> **TASK TO COMPLETE**
What follows is a set of records, each of which is to be written out exactly.

> **Component data from apps and pages**
========================================================================

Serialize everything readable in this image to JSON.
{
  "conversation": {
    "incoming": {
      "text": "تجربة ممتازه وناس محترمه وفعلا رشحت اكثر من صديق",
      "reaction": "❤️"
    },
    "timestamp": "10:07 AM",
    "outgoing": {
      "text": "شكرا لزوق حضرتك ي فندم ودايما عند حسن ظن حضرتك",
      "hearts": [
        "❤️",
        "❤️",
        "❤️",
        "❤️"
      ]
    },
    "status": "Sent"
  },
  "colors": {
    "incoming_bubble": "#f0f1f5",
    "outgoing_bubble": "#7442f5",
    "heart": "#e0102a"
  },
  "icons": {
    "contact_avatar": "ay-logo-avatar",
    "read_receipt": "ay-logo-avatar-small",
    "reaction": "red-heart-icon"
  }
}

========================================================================

> **TASK RESULT**
Serialize everything readable in this image to JSON.
{
  "conversation": {
    "incoming": {
      "text": "تجربة ممتازه وناس محترمه وفعلا رشحت اكثر من صديق",
      "reaction": "❤️"
    },
    "timestamp": "10:07 AM",
    "outgoing": {
      "text": "شكرا لزوق حضرتك ي فندم ودايما عند حسن ظن حضرتك",
      "hearts": [
        "❤️",
        "❤️",
        "❤️",
        "❤️"
      ]
    },
    "status": "Sent"
  },
  "colors": {
    "incoming_bubble": "#f0f1f5",
    "outgoing_bubble": "#7442f5",
    "heart": "#e0102a"
  },
  "icons": {
    "contact_avatar": "ay-logo-avatar",
    "read_receipt": "ay-logo-avatar-small",
    "reaction": "red-heart-icon"
  }
}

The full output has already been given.